#### About this exercise:
Report every line of the listing below in which the string "icon" appears.

#### Data provided:
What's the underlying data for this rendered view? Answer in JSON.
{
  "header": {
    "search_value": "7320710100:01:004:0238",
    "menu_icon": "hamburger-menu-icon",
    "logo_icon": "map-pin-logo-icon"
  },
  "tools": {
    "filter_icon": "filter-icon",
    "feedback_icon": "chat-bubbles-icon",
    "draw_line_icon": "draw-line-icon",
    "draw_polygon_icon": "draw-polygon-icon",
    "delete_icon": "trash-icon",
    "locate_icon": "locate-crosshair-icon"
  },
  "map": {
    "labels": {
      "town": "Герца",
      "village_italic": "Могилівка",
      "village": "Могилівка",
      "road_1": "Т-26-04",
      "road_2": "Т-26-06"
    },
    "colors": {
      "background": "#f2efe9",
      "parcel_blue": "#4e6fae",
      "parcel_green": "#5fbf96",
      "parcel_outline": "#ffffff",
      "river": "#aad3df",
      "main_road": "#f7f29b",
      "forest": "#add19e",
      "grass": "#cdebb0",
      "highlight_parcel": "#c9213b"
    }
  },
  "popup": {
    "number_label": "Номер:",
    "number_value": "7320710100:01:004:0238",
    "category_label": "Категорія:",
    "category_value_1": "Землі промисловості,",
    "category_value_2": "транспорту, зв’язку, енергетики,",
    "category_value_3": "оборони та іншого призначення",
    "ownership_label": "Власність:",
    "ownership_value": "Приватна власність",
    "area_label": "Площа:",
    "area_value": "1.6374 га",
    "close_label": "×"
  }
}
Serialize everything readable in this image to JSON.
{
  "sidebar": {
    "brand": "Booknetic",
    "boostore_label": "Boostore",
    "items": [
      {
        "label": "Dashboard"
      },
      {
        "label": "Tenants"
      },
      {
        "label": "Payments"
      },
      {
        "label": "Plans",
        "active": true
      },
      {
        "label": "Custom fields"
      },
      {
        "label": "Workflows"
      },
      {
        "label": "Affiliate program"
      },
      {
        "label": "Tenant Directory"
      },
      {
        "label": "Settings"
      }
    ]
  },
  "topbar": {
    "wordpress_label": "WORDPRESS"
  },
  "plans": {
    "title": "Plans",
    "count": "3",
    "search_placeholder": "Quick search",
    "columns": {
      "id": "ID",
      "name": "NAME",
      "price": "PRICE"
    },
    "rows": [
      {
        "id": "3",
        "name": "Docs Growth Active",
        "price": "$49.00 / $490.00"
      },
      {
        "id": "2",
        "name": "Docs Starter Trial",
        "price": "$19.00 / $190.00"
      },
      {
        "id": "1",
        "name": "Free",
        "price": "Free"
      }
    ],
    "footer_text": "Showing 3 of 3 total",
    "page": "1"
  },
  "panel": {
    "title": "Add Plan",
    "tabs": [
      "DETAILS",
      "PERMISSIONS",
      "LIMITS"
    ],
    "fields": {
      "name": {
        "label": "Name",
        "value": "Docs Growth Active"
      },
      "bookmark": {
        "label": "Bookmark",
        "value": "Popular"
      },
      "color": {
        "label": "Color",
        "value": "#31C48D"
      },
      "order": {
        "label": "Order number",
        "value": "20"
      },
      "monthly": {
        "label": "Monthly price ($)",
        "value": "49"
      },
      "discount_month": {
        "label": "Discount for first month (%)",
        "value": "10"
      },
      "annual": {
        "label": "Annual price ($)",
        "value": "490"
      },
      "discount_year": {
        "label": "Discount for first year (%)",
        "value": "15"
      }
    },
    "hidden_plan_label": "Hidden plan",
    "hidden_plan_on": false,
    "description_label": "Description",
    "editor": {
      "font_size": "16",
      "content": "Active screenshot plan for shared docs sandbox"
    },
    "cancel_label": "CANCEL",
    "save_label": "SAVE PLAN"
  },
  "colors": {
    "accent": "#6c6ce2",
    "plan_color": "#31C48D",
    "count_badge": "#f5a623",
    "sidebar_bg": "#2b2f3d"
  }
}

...

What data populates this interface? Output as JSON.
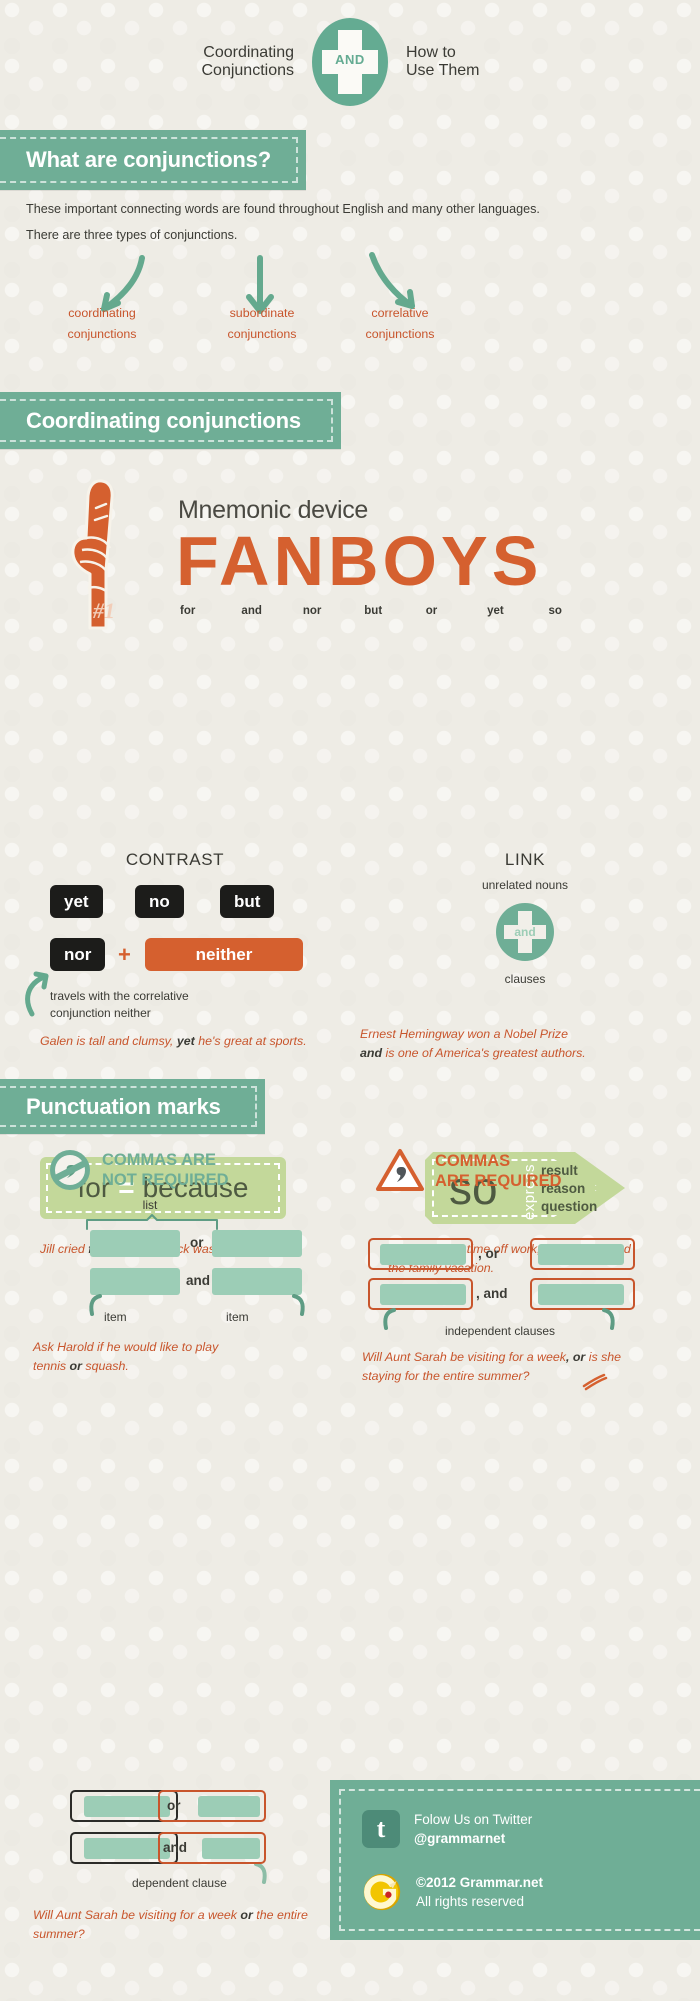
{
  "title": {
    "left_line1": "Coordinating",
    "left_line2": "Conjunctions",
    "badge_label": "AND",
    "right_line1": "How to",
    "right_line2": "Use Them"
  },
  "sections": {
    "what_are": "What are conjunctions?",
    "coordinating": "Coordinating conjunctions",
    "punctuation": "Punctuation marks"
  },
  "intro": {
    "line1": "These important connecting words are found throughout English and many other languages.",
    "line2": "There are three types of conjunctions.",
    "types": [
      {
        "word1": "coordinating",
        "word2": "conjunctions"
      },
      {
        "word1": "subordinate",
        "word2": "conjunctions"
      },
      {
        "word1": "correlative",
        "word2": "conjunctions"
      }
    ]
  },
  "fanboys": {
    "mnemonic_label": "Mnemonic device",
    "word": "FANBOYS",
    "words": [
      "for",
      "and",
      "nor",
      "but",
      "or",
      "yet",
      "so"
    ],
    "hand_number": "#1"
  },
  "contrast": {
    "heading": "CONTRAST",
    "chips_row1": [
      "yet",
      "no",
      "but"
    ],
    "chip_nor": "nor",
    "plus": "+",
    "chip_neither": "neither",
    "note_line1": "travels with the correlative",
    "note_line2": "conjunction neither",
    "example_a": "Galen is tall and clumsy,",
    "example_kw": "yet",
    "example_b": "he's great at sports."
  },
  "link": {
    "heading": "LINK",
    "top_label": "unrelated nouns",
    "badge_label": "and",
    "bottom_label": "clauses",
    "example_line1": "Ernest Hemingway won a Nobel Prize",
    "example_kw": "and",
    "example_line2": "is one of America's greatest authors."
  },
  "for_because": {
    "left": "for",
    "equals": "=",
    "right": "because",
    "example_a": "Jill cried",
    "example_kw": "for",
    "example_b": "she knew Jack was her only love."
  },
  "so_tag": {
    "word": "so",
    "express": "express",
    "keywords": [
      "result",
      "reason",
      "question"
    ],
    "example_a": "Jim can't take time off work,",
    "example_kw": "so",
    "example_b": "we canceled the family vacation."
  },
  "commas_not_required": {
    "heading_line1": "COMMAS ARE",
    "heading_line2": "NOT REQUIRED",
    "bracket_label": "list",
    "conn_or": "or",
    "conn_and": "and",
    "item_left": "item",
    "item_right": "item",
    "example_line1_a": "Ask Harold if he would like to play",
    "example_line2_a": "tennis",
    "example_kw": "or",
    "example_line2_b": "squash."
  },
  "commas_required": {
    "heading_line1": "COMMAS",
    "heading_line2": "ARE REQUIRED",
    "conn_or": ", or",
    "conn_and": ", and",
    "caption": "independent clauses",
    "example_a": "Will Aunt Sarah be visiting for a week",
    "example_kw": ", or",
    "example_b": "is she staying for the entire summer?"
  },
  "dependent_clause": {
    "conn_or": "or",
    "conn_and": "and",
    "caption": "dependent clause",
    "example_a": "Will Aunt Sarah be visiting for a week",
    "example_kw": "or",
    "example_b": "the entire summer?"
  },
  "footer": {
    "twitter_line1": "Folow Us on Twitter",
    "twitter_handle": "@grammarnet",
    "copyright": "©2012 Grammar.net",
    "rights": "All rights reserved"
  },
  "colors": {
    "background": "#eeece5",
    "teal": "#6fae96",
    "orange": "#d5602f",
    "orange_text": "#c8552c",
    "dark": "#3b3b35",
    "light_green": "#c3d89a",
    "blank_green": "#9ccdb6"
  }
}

#### Result of the task:
    "menu_icon": "hamburger-menu-icon",
    "logo_icon": "map-pin-logo-icon"
    "filter_icon": "filter-icon",
    "feedback_icon": "chat-bubbles-icon",
    "draw_line_icon": "draw-line-icon",
    "draw_polygon_icon": "draw-polygon-icon",
    "delete_icon": "trash-icon",
    "locate_icon": "locate-crosshair-icon"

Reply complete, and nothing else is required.